Give the entries again, exactly as they stand.

* _Dataset records_
^^^^^^^^^^^^^^^^
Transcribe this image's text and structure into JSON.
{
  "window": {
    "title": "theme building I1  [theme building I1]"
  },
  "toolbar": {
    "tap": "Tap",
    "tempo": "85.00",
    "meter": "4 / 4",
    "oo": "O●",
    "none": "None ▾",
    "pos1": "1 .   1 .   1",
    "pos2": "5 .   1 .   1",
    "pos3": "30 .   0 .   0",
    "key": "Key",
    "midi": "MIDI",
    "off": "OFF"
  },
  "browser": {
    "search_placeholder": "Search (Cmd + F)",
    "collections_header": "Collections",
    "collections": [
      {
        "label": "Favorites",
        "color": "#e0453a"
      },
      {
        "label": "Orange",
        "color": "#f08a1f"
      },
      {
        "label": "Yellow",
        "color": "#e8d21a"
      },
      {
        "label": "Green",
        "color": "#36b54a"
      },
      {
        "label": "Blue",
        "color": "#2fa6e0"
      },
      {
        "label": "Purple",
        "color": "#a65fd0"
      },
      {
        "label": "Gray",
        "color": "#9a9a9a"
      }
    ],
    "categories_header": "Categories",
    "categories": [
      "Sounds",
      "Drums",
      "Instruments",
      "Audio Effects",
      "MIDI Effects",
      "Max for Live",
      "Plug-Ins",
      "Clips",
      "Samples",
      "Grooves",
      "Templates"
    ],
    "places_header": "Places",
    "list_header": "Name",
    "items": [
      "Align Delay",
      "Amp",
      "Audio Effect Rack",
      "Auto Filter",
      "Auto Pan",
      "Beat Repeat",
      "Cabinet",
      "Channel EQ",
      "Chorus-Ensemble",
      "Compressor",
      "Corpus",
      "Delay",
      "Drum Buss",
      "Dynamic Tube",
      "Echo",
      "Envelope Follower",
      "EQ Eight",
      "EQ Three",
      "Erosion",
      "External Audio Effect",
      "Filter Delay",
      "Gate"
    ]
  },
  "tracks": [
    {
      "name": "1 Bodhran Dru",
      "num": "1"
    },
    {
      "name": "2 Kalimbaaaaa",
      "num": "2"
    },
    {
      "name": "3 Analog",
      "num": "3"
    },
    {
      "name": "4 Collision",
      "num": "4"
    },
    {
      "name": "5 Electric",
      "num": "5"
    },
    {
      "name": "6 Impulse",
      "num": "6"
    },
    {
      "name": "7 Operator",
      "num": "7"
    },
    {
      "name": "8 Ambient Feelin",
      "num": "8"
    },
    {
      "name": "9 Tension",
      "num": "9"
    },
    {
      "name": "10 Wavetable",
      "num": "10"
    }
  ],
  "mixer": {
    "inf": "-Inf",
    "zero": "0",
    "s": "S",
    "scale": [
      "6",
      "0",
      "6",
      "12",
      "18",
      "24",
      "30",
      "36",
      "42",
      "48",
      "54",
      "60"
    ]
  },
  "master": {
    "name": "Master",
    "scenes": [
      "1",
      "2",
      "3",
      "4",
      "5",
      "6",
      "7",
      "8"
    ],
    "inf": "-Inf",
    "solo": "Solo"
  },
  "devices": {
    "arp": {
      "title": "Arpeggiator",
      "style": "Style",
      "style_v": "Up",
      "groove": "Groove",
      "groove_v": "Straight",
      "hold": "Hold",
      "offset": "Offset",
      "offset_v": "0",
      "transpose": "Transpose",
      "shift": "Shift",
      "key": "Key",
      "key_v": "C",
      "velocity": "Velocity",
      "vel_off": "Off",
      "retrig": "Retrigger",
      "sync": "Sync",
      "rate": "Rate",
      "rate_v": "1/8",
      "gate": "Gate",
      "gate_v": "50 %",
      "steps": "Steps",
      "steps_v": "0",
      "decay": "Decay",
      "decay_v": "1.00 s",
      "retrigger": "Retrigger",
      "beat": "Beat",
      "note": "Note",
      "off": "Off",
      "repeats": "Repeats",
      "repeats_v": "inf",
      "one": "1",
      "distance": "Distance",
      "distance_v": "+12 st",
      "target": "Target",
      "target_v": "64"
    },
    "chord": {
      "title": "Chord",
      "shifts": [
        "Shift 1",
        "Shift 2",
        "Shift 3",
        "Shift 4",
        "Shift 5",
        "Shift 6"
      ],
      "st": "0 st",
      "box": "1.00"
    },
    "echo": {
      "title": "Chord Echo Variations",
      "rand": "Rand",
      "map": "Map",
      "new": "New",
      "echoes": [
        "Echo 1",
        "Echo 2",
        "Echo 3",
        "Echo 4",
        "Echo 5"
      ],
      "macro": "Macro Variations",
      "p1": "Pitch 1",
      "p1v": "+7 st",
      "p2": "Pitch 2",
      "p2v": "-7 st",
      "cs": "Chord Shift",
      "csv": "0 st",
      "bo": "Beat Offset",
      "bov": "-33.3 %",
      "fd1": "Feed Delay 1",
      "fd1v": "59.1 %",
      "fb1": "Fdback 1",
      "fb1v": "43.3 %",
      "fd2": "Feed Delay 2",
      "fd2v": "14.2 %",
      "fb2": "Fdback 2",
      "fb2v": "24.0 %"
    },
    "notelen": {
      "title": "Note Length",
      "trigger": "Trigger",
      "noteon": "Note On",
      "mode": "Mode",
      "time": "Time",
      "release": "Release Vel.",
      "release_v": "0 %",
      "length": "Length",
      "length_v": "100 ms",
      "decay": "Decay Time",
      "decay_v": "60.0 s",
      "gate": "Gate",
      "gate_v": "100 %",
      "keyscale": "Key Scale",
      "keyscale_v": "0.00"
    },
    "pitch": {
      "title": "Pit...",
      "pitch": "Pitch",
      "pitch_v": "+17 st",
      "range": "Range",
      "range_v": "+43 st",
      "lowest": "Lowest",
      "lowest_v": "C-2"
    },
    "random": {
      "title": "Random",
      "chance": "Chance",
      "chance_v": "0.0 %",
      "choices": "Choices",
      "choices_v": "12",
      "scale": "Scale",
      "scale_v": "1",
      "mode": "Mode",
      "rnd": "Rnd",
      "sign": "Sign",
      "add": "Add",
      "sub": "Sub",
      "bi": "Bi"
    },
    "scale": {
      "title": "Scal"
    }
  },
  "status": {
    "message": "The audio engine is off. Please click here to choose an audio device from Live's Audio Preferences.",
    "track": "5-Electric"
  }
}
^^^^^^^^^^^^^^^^
* _Final answer_
Transcribe this image's text and structure into JSON.
{
  "window": {
    "title": "theme building I1  [theme building I1]"
  },
  "toolbar": {
    "tap": "Tap",
    "tempo": "85.00",
    "meter": "4 / 4",
    "oo": "O●",
    "none": "None ▾",
    "pos1": "1 .   1 .   1",
    "pos2": "5 .   1 .   1",
    "pos3": "30 .   0 .   0",
    "key": "Key",
    "midi": "MIDI",
    "off": "OFF"
  },
  "browser": {
    "search_placeholder": "Search (Cmd + F)",
    "collections_header": "Collections",
    "collections": [
      {
        "label": "Favorites",
        "color": "#e0453a"
      },
      {
        "label": "Orange",
        "color": "#f08a1f"
      },
      {
        "label": "Yellow",
        "color": "#e8d21a"
      },
      {
        "label": "Green",
        "color": "#36b54a"
      },
      {
        "label": "Blue",
        "color": "#2fa6e0"
      },
      {
        "label": "Purple",
        "color": "#a65fd0"
      },
      {
        "label": "Gray",
        "color": "#9a9a9a"
      }
    ],
    "categories_header": "Categories",
    "categories": [
      "Sounds",
      "Drums",
      "Instruments",
      "Audio Effects",
      "MIDI Effects",
      "Max for Live",
      "Plug-Ins",
      "Clips",
      "Samples",
      "Grooves",
      "Templates"
    ],
    "places_header": "Places",
    "list_header": "Name",
    "items": [
      "Align Delay",
      "Amp",
      "Audio Effect Rack",
      "Auto Filter",
      "Auto Pan",
      "Beat Repeat",
      "Cabinet",
      "Channel EQ",
      "Chorus-Ensemble",
      "Compressor",
      "Corpus",
      "Delay",
      "Drum Buss",
      "Dynamic Tube",
      "Echo",
      "Envelope Follower",
      "EQ Eight",
      "EQ Three",
      "Erosion",
      "External Audio Effect",
      "Filter Delay",
      "Gate"
    ]
  },
  "tracks": [
    {
      "name": "1 Bodhran Dru",
      "num": "1"
    },
    {
      "name": "2 Kalimbaaaaa",
      "num": "2"
    },
    {
      "name": "3 Analog",
      "num": "3"
    },
    {
      "name": "4 Collision",
      "num": "4"
    },
    {
      "name": "5 Electric",
      "num": "5"
    },
    {
      "name": "6 Impulse",
      "num": "6"
    },
    {
      "name": "7 Operator",
      "num": "7"
    },
    {
      "name": "8 Ambient Feelin",
      "num": "8"
    },
    {
      "name": "9 Tension",
      "num": "9"
    },
    {
      "name": "10 Wavetable",
      "num": "10"
    }
  ],
  "mixer": {
    "inf": "-Inf",
    "zero": "0",
    "s": "S",
    "scale": [
      "6",
      "0",
      "6",
      "12",
      "18",
      "24",
      "30",
      "36",
      "42",
      "48",
      "54",
      "60"
    ]
  },
  "master": {
    "name": "Master",
    "scenes": [
      "1",
      "2",
      "3",
      "4",
      "5",
      "6",
      "7",
      "8"
    ],
    "inf": "-Inf",
    "solo": "Solo"
  },
  "devices": {
    "arp": {
      "title": "Arpeggiator",
      "style": "Style",
      "style_v": "Up",
      "groove": "Groove",
      "groove_v": "Straight",
      "hold": "Hold",
      "offset": "Offset",
      "offset_v": "0",
      "transpose": "Transpose",
      "shift": "Shift",
      "key": "Key",
      "key_v": "C",
      "velocity": "Velocity",
      "vel_off": "Off",
      "retrig": "Retrigger",
      "sync": "Sync",
      "rate": "Rate",
      "rate_v": "1/8",
      "gate": "Gate",
      "gate_v": "50 %",
      "steps": "Steps",
      "steps_v": "0",
      "decay": "Decay",
      "decay_v": "1.00 s",
      "retrigger": "Retrigger",
      "beat": "Beat",
      "note": "Note",
      "off": "Off",
      "repeats": "Repeats",
      "repeats_v": "inf",
      "one": "1",
      "distance": "Distance",
      "distance_v": "+12 st",
      "target": "Target",
      "target_v": "64"
    },
    "chord": {
      "title": "Chord",
      "shifts": [
        "Shift 1",
        "Shift 2",
        "Shift 3",
        "Shift 4",
        "Shift 5",
        "Shift 6"
      ],
      "st": "0 st",
      "box": "1.00"
    },
    "echo": {
      "title": "Chord Echo Variations",
      "rand": "Rand",
      "map": "Map",
      "new": "New",
      "echoes": [
        "Echo 1",
        "Echo 2",
        "Echo 3",
        "Echo 4",
        "Echo 5"
      ],
      "macro": "Macro Variations",
      "p1": "Pitch 1",
      "p1v": "+7 st",
      "p2": "Pitch 2",
      "p2v": "-7 st",
      "cs": "Chord Shift",
      "csv": "0 st",
      "bo": "Beat Offset",
      "bov": "-33.3 %",
      "fd1": "Feed Delay 1",
      "fd1v": "59.1 %",
      "fb1": "Fdback 1",
      "fb1v": "43.3 %",
      "fd2": "Feed Delay 2",
      "fd2v": "14.2 %",
      "fb2": "Fdback 2",
      "fb2v": "24.0 %"
    },
    "notelen": {
      "title": "Note Length",
      "trigger": "Trigger",
      "noteon": "Note On",
      "mode": "Mode",
      "time": "Time",
      "release": "Release Vel.",
      "release_v": "0 %",
      "length": "Length",
      "length_v": "100 ms",
      "decay": "Decay Time",
      "decay_v": "60.0 s",
      "gate": "Gate",
      "gate_v": "100 %",
      "keyscale": "Key Scale",
      "keyscale_v": "0.00"
    },
    "pitch": {
      "title": "Pit...",
      "pitch": "Pitch",
      "pitch_v": "+17 st",
      "range": "Range",
      "range_v": "+43 st",
      "lowest": "Lowest",
      "lowest_v": "C-2"
    },
    "random": {
      "title": "Random",
      "chance": "Chance",
      "chance_v": "0.0 %",
      "choices": "Choices",
      "choices_v": "12",
      "scale": "Scale",
      "scale_v": "1",
      "mode": "Mode",
      "rnd": "Rnd",
      "sign": "Sign",
      "add": "Add",
      "sub": "Sub",
      "bi": "Bi"
    },
    "scale": {
      "title": "Scal"
    }
  },
  "status": {
    "message": "The audio engine is off. Please click here to choose an audio device from Live's Audio Preferences.",
    "track": "5-Electric"
  }
}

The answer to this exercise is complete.